We chat to Sorry, I Didn't Know host Jimmy Akingbola...
Hi Jimmy. For those that haven't seen your show yet, how would you describe it?
Sorry, I Didn't Know, AKA #SIDK, is a new and original, diverse comedy panel show about history but... with a touch of colour.
Two teams are quizzed by me about their knowledge of Black History. This inclusive show educates and entertains everyone no matter your race, gender, age, religion or sexuality. It will have you laughing and at the same time shouting at your TV screens with the answers.
We've been so thrilled with the reception so far; Episodes 1 and 2 were trending on Twitter and the viewing numbers have been great.
Our audience's response has been very positive, and we hope the show continues to be loved and watched for the rest of the month and on ITV Player. Certainly, it's shown that there's a want and need for this type of programme. We would love to have the opportunity to do a second series with more episodes, and to continue beyond that!
You've got two great team captains?
It's crazy that in 2020 you still never see female team captains on comedy panel shows. We wanted to change that because representation matters and watching these talented women work is like a comedy masterclass.
Our show is like a delicious cocktail that is addictive, especially when you add amazing, fun guests to it like Paul Chowdhry, Kojo Anim, Russell Kane, Angie Le Mar, Kerry Godliman, Tom Allen to name only a few. I've never cried with laughter so much.
Who from history do you personally admire the most?
I've been asked this question a lot so today my answer is Mansa Musa I. He is the richest person who ever lived! Born in 1280, Mansa Musa was ruler of the Malian Empire and acquired most of his wealth from production and trade of salt and gold. So, move over Jeff Bezos and Bill Gates...
You're first and foremost an actor. How did you find taking on the role of presenter?
Being a presenter is fun and yet surreal; it took me a while to get used to walking into my dressing room and not having to put on a costume. I felt like Bruce Wayne... I also enjoyed being an executive producer on the show and seeing the fantastic, diverse and inclusive crew we hired.
There was four years between the pilot and the series, and for a while it looked like no network wanted to make more. Was that a frustrating time?
Unfortunately, this was not surprising but, yes, very frustrating, especially because there was no other show like it in the world and we knew how important and game changing Sorry, I Didn't Know was, even back in 2016.
For me, it clearly shows just how much the industry needs to change. But, as Frederick Douglas said: "If there is no struggle, there is no progress." We never gave up; through persistence and hard work, here we are.
I'm so happy that ITV have supported us and commissioned the series and believe in it. It's heartening to be able to bring it back and so important to recognise and celebrate black history. It is encouraging that there is such an appetite to learn more. This is an important, historical moment that must be celebrated.
This series has been scheduled with Black History Month, which in some ways is great... but presumably you'd like the format to be something that continues outside of this month too?
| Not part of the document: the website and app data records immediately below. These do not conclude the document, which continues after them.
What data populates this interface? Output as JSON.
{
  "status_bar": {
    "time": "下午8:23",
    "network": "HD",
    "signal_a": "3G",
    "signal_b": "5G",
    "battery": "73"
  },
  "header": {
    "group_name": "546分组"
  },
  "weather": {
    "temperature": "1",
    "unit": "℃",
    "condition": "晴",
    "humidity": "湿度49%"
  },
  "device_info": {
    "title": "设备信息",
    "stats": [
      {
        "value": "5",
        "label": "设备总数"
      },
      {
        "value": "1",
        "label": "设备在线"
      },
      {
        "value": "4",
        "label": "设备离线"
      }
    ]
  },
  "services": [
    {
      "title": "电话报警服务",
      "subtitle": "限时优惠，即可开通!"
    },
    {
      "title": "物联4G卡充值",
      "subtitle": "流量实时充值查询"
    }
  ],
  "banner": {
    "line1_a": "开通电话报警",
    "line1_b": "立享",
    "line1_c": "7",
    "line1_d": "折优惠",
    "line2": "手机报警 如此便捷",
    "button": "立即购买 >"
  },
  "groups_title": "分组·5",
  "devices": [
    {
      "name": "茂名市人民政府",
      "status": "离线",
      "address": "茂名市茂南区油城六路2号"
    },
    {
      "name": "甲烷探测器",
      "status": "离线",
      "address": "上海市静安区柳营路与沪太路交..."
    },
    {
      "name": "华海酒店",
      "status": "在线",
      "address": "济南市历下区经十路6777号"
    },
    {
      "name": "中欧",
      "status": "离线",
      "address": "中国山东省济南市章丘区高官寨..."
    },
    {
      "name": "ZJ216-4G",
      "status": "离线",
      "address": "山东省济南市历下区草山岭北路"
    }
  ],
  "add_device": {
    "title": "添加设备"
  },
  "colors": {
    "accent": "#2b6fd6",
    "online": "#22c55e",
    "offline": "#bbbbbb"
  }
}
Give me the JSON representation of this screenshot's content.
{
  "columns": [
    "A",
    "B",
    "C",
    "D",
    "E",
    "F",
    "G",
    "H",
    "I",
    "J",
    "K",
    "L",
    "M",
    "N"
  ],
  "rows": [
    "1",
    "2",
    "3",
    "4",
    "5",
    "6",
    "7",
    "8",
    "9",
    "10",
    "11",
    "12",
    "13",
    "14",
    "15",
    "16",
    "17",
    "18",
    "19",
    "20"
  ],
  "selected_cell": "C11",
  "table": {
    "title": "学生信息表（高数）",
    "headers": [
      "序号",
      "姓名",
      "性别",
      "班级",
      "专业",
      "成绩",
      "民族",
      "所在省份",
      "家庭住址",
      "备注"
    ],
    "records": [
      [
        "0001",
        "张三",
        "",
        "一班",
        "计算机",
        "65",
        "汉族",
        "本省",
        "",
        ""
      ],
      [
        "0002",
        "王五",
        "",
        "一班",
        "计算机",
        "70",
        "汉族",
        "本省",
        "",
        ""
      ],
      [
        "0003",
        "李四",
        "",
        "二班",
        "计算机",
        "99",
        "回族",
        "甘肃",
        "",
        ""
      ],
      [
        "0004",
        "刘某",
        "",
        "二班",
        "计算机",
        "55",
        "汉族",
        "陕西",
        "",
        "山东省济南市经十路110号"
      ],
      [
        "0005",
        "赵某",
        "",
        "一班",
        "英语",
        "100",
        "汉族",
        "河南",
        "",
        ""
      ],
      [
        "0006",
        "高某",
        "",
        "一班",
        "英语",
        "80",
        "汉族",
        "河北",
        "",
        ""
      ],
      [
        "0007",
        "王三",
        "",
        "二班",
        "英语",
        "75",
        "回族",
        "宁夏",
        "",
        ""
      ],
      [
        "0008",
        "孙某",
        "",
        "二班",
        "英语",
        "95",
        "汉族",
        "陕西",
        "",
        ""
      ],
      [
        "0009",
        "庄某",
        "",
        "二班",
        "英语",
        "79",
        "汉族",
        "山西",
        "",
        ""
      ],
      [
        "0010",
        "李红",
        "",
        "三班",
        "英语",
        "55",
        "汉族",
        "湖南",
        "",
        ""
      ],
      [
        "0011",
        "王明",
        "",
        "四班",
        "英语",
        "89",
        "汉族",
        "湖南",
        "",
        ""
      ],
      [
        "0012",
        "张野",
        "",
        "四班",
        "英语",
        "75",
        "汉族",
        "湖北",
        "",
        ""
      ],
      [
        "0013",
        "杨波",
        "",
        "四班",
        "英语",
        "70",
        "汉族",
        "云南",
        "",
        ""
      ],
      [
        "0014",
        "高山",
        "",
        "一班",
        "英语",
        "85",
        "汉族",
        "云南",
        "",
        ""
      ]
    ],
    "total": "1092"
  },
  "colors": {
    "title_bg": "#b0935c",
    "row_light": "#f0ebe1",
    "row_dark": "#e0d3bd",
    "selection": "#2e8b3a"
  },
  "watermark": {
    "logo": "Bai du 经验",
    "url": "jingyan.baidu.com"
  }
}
Our pioneering show is filling a much-needed, and much overdue part of the TV schedule, which again shows its importance. Yes, we have always wanted the show to be on TV beyond Black History Month; it wasn't made just for October.
I would like Sorry, I Didn't Know to be given more episodes and for it to be treated in the same way as we would any other comedy panel show. We need to show that there is a place in the mainstream schedule for content like this. Let's see, hopefully the show will inspire the industry to change its attitude and it will be on our TV screens beyond just this month.
The show is made by TriForce, which you co-founded. It's involved in more than just making TV. Can you tell us a bit more about the organisation?
Myself and Fraser Ayres set up TriForce Creative Network after identifying issues in the entertainment industry regarding diversity, access and "knowing the right people".
We're really proud to have been at the forefront of developing and nurturing diverse and inclusive talent for 17 years. We provide opportunities for actors, writers, directors, producers and crew through a range of initiatives, all designed to address the specific barriers that people from under-represented backgrounds face in our industry.
Our actors programme MonologueSlam is a nationwide, industry-supported, free actors' showcase. The show has been all over the UK and to LA.
Unfortunately, our TriForce Short Film Festival, had to be postponed this year due to the pandemic, but our focus is to showcase talent in contemporary filmmaking and help emerging filmmakers to develop skills and access opportunities to further their careers.
We have had thousands of success stories over the years, with previous performers and writers including Chizzy Akudolu, Jaz Deol (EastEnders), Sophie Petzal (Wolf Blood), Oliver Stark (9-1-1) and Zack Momoh (Harriet).
As you can see, we don't just talk, we do and we're proud to champion underrepresented voices. For more information please visit www.thetcn.com
Looking ahead, aside from hopefully more Sorry, I Didn't Know, what else is on the horizon for you?
Plus, I'm really excited to be producing and working on a documentary for TriForce Productions. It's been a very busy year, with Most Dangerous Game too, which was nominated for an Emmy, and I've been reading new scripts. There's lots more to come, so watch this space!
For more information about TriForce Creative Network visit www.thetcn.com